So, when you put all this together, you get a very suspicious pattern. And I don’t know that we need to go into statistics about what the percentage of covered clinics are — are pro-life and — and — and what are not, but we do — we have an amicus brief from a party in the state court case where the state court held that this law is unconstitutional. And according to their statistics, 98.5 percent of the covered clinics are pro-life clinics. Do you dispute that?
If there was a mic drop moment in this case, that was it.
Of course, this seems par for the course for a more conservative justice like Alito, but later, even Kagan took issue with the concept that the statute was discriminatory or, a term several of the justices and attorneys mentioned often, “gerrymandered.”
There is a — a sense when you read this statute, Mr. Klein [California’s lawyer], there’s at least a question that arises as to whether this statute has been gerrymandered. So would you speak to that? Because if it has been gerrymandered, that’s a serious issue. In other words, if, you know, it’s like, look, we have these general disclosure requirements, but we don’t really want to apply them generally, we just want to apply them to some speakers whose speech we don’t much like.

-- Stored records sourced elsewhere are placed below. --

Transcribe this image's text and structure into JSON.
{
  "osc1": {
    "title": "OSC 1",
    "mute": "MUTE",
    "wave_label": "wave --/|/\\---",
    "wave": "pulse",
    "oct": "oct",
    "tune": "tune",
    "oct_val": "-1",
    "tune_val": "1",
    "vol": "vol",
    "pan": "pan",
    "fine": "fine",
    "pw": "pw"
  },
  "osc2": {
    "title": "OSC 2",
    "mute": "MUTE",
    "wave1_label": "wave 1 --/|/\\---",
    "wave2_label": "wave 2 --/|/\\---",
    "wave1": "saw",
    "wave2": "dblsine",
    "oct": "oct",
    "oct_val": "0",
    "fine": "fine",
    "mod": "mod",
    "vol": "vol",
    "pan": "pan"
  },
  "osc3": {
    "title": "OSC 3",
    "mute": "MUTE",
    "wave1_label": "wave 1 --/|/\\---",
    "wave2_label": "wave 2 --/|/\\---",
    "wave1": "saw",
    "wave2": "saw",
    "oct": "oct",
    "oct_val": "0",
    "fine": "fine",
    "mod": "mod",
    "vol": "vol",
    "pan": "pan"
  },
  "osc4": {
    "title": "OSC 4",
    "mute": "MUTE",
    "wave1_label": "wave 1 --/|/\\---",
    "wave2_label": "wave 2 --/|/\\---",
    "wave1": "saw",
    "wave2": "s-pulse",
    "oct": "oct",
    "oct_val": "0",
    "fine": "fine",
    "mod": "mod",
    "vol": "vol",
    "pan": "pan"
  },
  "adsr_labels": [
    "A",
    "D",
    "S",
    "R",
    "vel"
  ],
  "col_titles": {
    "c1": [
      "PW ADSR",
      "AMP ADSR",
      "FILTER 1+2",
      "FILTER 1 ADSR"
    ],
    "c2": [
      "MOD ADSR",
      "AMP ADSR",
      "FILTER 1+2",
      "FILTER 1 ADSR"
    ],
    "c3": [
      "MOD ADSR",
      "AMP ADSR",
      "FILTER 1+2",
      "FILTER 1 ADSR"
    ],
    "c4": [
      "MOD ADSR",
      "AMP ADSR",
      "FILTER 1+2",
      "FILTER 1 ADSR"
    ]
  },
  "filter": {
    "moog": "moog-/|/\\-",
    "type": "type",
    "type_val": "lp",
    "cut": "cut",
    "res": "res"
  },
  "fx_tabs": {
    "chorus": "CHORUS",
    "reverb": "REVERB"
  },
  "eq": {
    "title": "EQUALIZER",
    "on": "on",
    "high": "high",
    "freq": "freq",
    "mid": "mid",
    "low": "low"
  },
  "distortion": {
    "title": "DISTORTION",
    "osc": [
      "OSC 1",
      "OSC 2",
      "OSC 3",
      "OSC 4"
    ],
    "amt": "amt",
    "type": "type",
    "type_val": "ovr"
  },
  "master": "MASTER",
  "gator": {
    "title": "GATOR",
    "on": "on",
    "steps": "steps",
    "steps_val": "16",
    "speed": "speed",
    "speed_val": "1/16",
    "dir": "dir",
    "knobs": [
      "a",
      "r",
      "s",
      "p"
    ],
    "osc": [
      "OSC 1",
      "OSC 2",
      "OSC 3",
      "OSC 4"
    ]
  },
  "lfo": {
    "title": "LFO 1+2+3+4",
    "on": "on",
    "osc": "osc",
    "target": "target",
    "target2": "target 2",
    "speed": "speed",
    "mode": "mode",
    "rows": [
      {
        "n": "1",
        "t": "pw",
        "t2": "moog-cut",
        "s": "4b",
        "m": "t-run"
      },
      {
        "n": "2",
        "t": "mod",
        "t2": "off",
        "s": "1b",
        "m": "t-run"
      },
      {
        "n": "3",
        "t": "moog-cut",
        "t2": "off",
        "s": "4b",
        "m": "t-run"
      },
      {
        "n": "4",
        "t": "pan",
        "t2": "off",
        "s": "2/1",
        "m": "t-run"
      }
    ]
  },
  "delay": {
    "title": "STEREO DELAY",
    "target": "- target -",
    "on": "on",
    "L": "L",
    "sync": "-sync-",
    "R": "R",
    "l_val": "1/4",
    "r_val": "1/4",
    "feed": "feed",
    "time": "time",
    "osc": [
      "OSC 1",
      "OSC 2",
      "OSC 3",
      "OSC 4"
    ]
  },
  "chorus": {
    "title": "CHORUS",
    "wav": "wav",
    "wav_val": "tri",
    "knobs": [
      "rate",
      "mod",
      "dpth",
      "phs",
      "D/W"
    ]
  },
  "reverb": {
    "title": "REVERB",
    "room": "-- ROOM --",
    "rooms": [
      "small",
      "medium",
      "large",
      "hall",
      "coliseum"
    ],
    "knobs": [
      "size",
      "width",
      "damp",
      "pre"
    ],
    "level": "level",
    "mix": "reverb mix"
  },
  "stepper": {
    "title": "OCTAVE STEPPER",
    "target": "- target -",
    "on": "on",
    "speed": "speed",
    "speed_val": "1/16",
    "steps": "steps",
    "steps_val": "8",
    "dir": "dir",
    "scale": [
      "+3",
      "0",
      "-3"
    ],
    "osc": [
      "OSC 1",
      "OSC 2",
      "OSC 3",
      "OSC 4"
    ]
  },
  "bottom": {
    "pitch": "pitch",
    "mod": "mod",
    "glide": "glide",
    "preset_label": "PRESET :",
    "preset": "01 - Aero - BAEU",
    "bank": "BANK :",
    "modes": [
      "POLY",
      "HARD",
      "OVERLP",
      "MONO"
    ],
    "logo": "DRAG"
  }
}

The fact that the justices immediately took note of how lopsided this law was, and hammered away at it from all sides throughout the entirety of oral arguments, is a good thing for NIFLA.
2. The Act Is Even More Burdensome than Most Realized
One of the things rarely reported leading up to oral arguments was just how much the law required of pregnancy clinics. Regardless, the justices picked up on this right away, and tried to parse through just how burdensome this law was to the targeted clinics.
Justice Anthony Kennedy, the typical swing vote on an abortion issue who also usually leans toward protecting free speech, took issue with how much the disclosure requires from unlicensed clinics: “What would happen if an unlicensed entity, unlicensed center, just had a billboard that said ‘Choose Life.’ Would they have to make the disclosure?” Michael Farris of Alliance Defending Freedom, the attorney for NIFLA, answered in the affirmative.
The disclosures had to be written in 13 different languages, of which Kennedy observed, “[I]t seems to me that that means that this is an undue burden in that instance and that should suffice to invalidate the statute.” Alito also tried to parse this part of California’s law: “Show me where that is in the statute. If it’s a covered facility, then any ad that they put out, including one that just says ‘Choose Life,’ has to — has to include this disclaimer: ‘We’re not licensed.’”
Here’s what Ginsburg had to say, point blank: “[T]he — there was a question raised about 13 different languages and what burden that — that would be. I don’t know what the state’s answer to that is. I mean, it is one thing just to say: We are not a licensed medical provider. But if you have to say that, those two sentences in 13 different languages, it can be very burdensome.”
In his rebuttal, Farris pointed out an amicus brief that shows just how burdensome 13 languages in an advertisement looks for a pro-life clinic.
Even SCOTUS journalist at Think Progress Ian Millhiser, with whom I agree on virtually nothing, observed, “No justice appeared ready to defend a law that requires a facility speaking on a matter of deep political controversy to dilute its two word message with lines and lines of text written in multiple languages.” Hint to California: When you have frustrated Kennedy and Ginsburg with your burdensome, discriminatory law, it’s unlikely to stand.
3. Most Justices Seemed to Lean Towards Free Speech
Despite a lot of discussion about pregnancy clinics, procedures, ultrasounds, and abortions, this was inherently a case about the First Amendment, and whether California’s law violates its free speech clause. Most of the justices chose to point this out in a variety of ways.
Justice Neil Gorsuch noted, “If you’re trying to educate a class of — of persons about their rights, it’s — it’s pretty unusual to force a private speaker to do that for you under the First Amendment.” Justice Kennedy pointed this out even more clearly with a question to the state of California’s counsel: “Do you agree that mandating speech that the speaker would not otherwise give — indeed, does not agree with — alters the content of the message? The state of California’s counsel admitted, “Yes, it does, Your Honor.”
Early in the argument, Breyer addressed the First Amendment with a euphemism about as old school as you can get.
There are a lot of different things, I mean, the simple basic thing, if you can just say it as simply as possible. In law, as you well know, what is sauce for the goose is sauce for the gander. And so I think what’s bothering from these questions people, as it bothers me, we — there — there are pro-choice states and there are pro-life states. All right? So, if a pro-life state can tell a doctor you have to tell people about adoption, why can’t a pro-choice state tell a doctor, a facility, whatever it is, you have to tell people about abortion? See? That’s simple.
Essentially, Breyer appeared to be saying that if California’s law violates the clinic employees’ First Amendment rights, then a law that would require abortion clinics to advertise pro-life clinics should be held to the same standard. It’s impossible to predict an exact decision or a breakdown, but based on oral arguments, the Supreme Court seemed to favor striking down the California law.